What’s the matter?
For years MySQL and MariaDB have been the most popular OpenSource Database Managment Systems world wide. So it is no surprise that most of the common software support them natively.
There are actually only two large areas of databases. Relational databases (MySQL, PostgreSQL, Oracle and similar), and so-called non-relational databases, also called no-SQL databases.
MySQL and MariaDB belong to the relational databases.
We work with these databases very often and have found that most tasks can be done with a handful of commands. In this article, we will guide you through the commands of MySQL or MariaDB to create a new database.
Then we will show you how to delete the new (or any other) database.
Starting MySQL Console
First, log on to your MySQL or MariaDB server. To do this, connect to your server via SSH. On Windows, you can use the program PuTTY, on Linux, use any terminal program (like xTerm), and on MAC OS X you simply use the built-in terminal (type “terminal” in the Spotlight search and confirm with Enter).
If you are logged on to the server, you can simply log on to your MySQL or MariaDB server. If you have not yet created a new user who has the rights to create new databases, use the user ‘root’.
Log on as root user on MySQL
The registration process is very simple. Once you are logged in to your server, you simply use mysql-binary to login.
If your MySQL or MariaDB server has set a password, then you call the program as follows:
mysql -u root -p
If you have not set a password for the user root, do not use the parameter ‘-p’. If everything goes well, then you should see the following output:
root@mysql:~# mysql -u root -p
Welcome to the MySQL monitor. Commands end with ; or \g.
Your MySQL connection id is 98 Server version: 5.5.47-0+deb8u1 (Debian) Copyright (c) 2000, 2015, Oracle and/or its affiliates. All rights reserved. Oracle is a registered trademark of Oracle Corporation and/or its affiliates. Other names may be trademarks of their respective owners.
Type 'help;' or '\h' for help.
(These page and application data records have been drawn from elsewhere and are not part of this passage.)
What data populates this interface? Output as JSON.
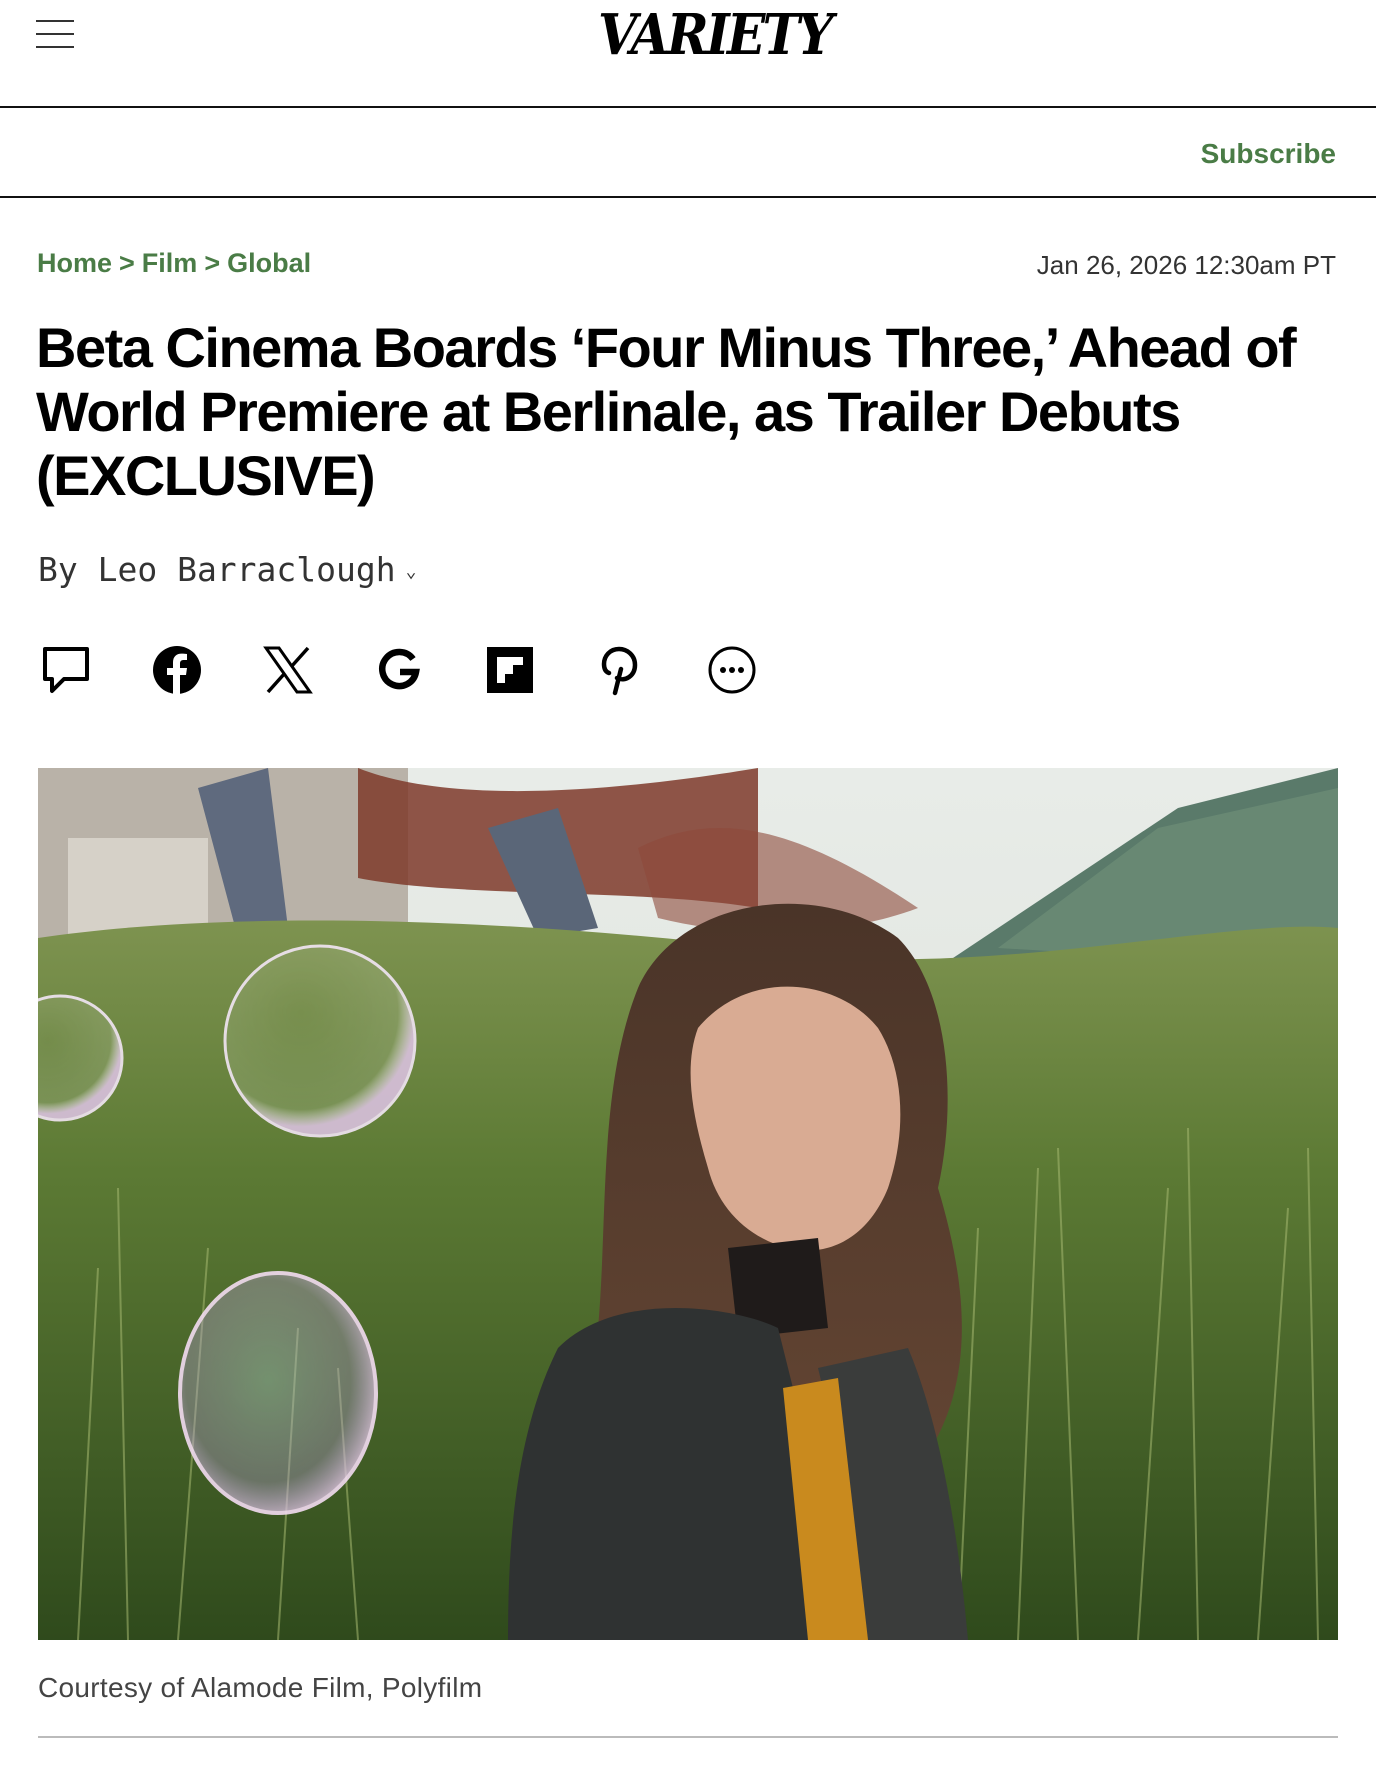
{
  "header": {
    "logo": "VARIETY",
    "menu_icon": "hamburger-menu-icon",
    "subscribe_label": "Subscribe"
  },
  "breadcrumb": [
    {
      "label": "Home"
    },
    {
      "label": "Film"
    },
    {
      "label": "Global"
    }
  ],
  "breadcrumb_separator": ">",
  "article": {
    "date": "Jan 26, 2026 12:30am PT",
    "headline": "Beta Cinema Boards ‘Four Minus Three,’ Ahead of World Premiere at Berlinale, as Trailer Debuts (EXCLUSIVE)",
    "byline": "By Leo Barraclough",
    "image_caption": "Courtesy of Alamode Film, Polyfilm"
  },
  "share_icons": [
    "comment-icon",
    "facebook-icon",
    "x-twitter-icon",
    "google-icon",
    "flipboard-icon",
    "pinterest-icon",
    "more-options-icon"
  ],
  "colors": {
    "accent_green": "#4a7c46",
    "text": "#000000",
    "muted_text": "#444444"
  }
}
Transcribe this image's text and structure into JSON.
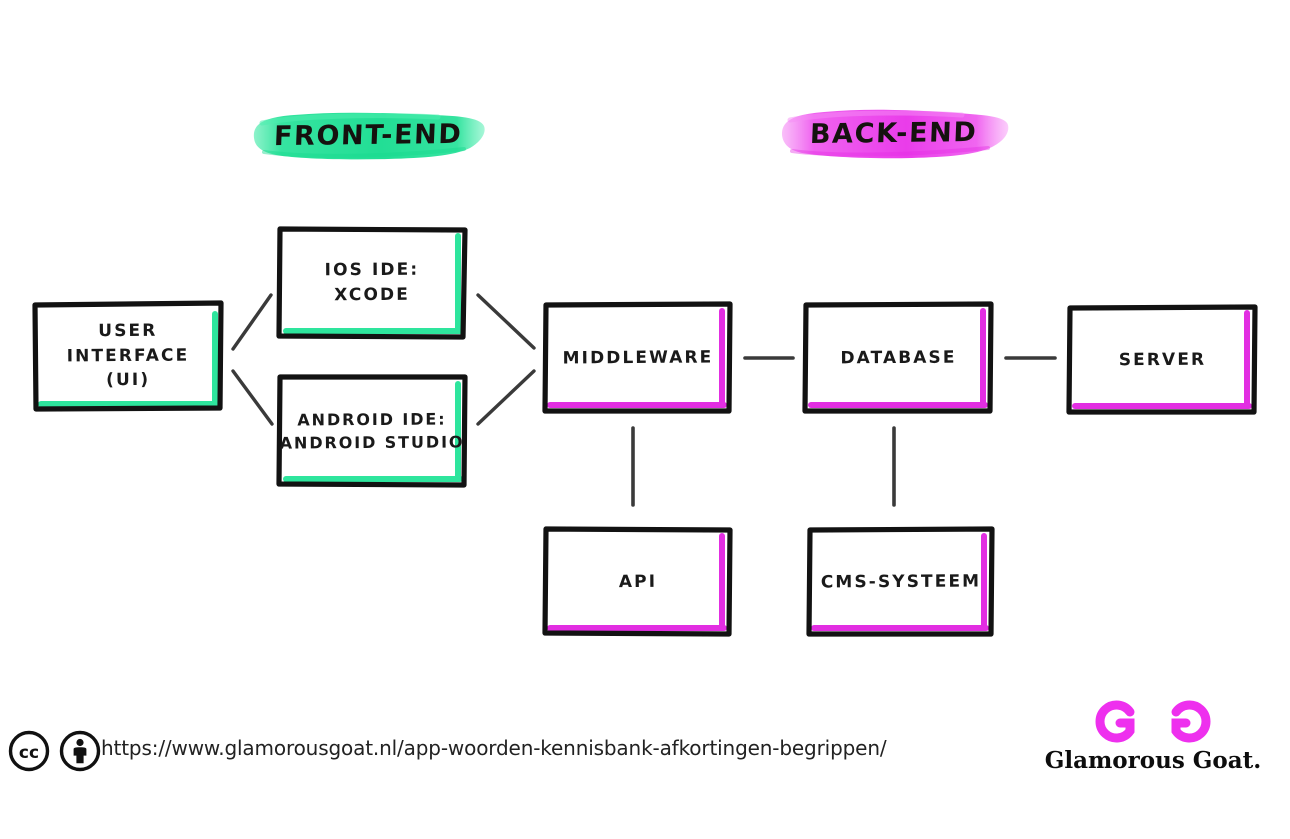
{
  "diagram": {
    "title": "App architecture: front-end and back-end",
    "colors": {
      "frontend_accent": "#2EE59D",
      "backend_accent": "#E22EE2",
      "ink": "#1a1a1a",
      "background": "#ffffff"
    },
    "banners": [
      {
        "id": "frontend",
        "label": "FRONT-END",
        "color": "#2EE59D"
      },
      {
        "id": "backend",
        "label": "BACK-END",
        "color": "#EE55EE"
      }
    ],
    "nodes": [
      {
        "id": "ui",
        "label": "USER\nINTERFACE\n(UI)",
        "group": "front-end",
        "accent": "#2EE59D"
      },
      {
        "id": "ios",
        "label": "IOS IDE:\nXCODE",
        "group": "front-end",
        "accent": "#2EE59D"
      },
      {
        "id": "android",
        "label": "ANDROID IDE:\nANDROID STUDIO",
        "group": "front-end",
        "accent": "#2EE59D"
      },
      {
        "id": "middleware",
        "label": "MIDDLEWARE",
        "group": "back-end",
        "accent": "#E22EE2"
      },
      {
        "id": "database",
        "label": "DATABASE",
        "group": "back-end",
        "accent": "#E22EE2"
      },
      {
        "id": "server",
        "label": "SERVER",
        "group": "back-end",
        "accent": "#E22EE2"
      },
      {
        "id": "api",
        "label": "API",
        "group": "back-end",
        "accent": "#E22EE2"
      },
      {
        "id": "cms",
        "label": "CMS-SYSTEEM",
        "group": "back-end",
        "accent": "#E22EE2"
      }
    ],
    "edges": [
      {
        "from": "ui",
        "to": "ios",
        "style": "diagonal"
      },
      {
        "from": "ui",
        "to": "android",
        "style": "diagonal"
      },
      {
        "from": "ios",
        "to": "middleware",
        "style": "diagonal"
      },
      {
        "from": "android",
        "to": "middleware",
        "style": "diagonal"
      },
      {
        "from": "middleware",
        "to": "database",
        "style": "horizontal"
      },
      {
        "from": "database",
        "to": "server",
        "style": "horizontal"
      },
      {
        "from": "middleware",
        "to": "api",
        "style": "vertical"
      },
      {
        "from": "database",
        "to": "cms",
        "style": "vertical"
      }
    ]
  },
  "footer": {
    "license": {
      "cc_label": "cc",
      "by_label": "by-person"
    },
    "url": "https://www.glamorousgoat.nl/app-woorden-kennisbank-afkortingen-begrippen/",
    "brand": {
      "name": "Glamorous Goat.",
      "mark_color": "#EE30EE"
    }
  }
}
Type '\c' to clear the current input statement.
Directly after logging in as an administrative user (root), you can create new databases or display existing databases.
List all Databases
If you have a freshly installed system with a new MySQL or MariaDB instance, then probably not all too many databases exist. First of all, let MySQL or MariaDB show you all existing databases with the command ‘SHOW DATABASES;’. Make sure you have the command in your SQL console with the semicolon; at the end.
mysql> SHOW DATABASES;
+--------------------+| Database |+--------------------+ | information_schema | | mysql | | performance_schema | +--------------------+ 3 rows in set (0.00 sec) mysql>
As you see, my server is boring and empty.
Create a MySQL or MariaDB database
Creating a new database under MySQL or MariaDB is just as easy as listing the existing databases. Just use the SQL command ‘CREATE DATABASE <name>;’ to create a Database with the name <name>.
mysql> CREATE DATABASE blog;
Query OK, 1 row affected (0.00 sec)
If everything went well, you just created a database called blog. If you now list all your databases again, you can find the newly created database in the output:
mysql> SHOW DATABASES; +--------------------+ | Database | +--------------------+ | information_schema | | blog | | mysql | | performance_schema | +--------------------+ 4 rows in set (0.00 sec) mysql>
Deleting a MySQL or MariaDB database
If you delete a database directly with the command line tool, be sure to delete the correct one. Once the database is deleted, there is normally no going back.
First list all databases on your server. Use the command ‘SHOW DATABASES;’ in the mysql-console like in the example above.
Now copy the name of the database you want to delete.
To do delete a database you need the command ‘DROP DATABASE’. The syntax is similar to creating a database. ‘DROP DATABASE <name>;’, where <name> is the name of the database you want to delete.
An example could look like this:
mysql> DROP DATABASE blog; Query OK, 0 rows affected (0.01 sec) mysql>
The mysql-console is not very helpful here. If everything went correctly it will show you a simple “OK”.
Use the command ‘SHOW DATABASES;’ to double check the database was deleted.